KUWAIT CITY, July 30: The government is preparing a study on the privatization of cooperative societies after which the study will be referred to the National Assembly in the coming parliamentary session, reports Al-Shahed daily quoting informed sources.
They explained that the study includes a schedule for gradual privatization of cooperative societies. Kuwait Investment Authority will be in charge of supervising and managing the cooperative societies as part of the economic reform document adopted by the State for dealing with the decline in the oil prices.
The cooperative sector witnessed many defects which badly affected the entire sector as well as many lawsuits filed against them and many cases referred to the Public Prosecution.
The sources indicated that the violations of the cooperative sector are increasing.

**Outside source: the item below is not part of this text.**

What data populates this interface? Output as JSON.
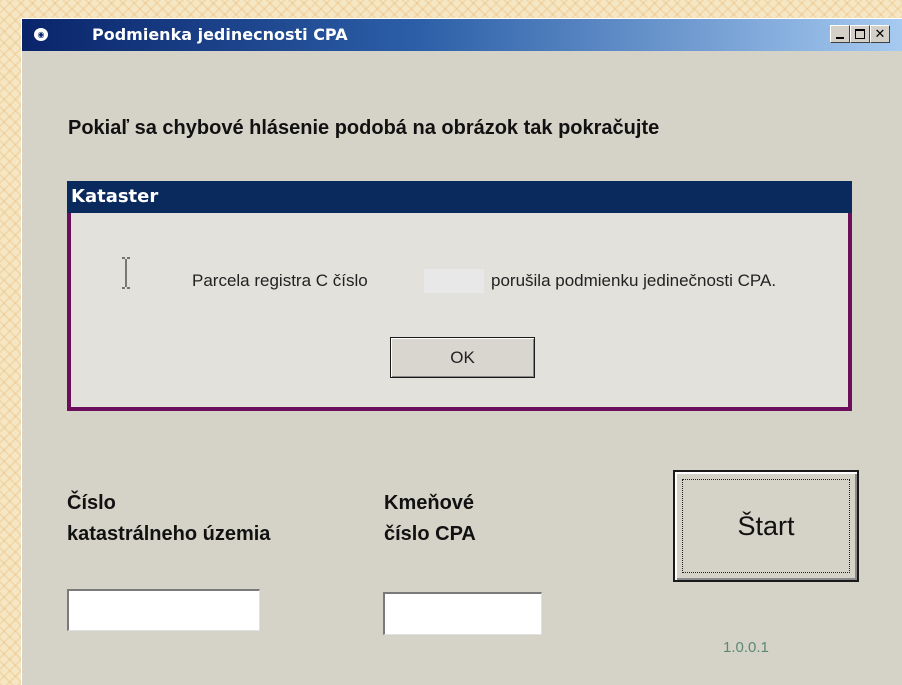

They said the government is aware that the study will face a strong parliamentary opposition, but it will support the study and will take necessary steps for approving the study.
The sources stressed that it is not logic for the oil sectors, public hospitals, Kuwait International Airport, post office and the electricity plants to be offered for privatization while the cooperative societies are not, even though they represent the largest trade outlets in Kuwait with profits of more than KD 1 billion.
Meanwhile, the Negative Phenomena Committee has allowed restaurants, big cafes and hotels to hold parties in accordance with the standards and controls set by the concerned authorities relating to observance of public morality, reports Al-Shahed daily.
The committee’s approval was included in a report submitted to the National Assembly concerning the phenomena of illegal cabins provided by some restaurants and cafes, and loud parties being organized.
To tackle this issue, the committee approved the allocation of places for families and women in restaurants and cafes, provided these places are used in consideration of the religious and moral values.
The committee has ordered restaurants and cafes to schedule the parties in such a manner that they do not extend beyond midnight, as well as restricted licenses for female workers in cafes.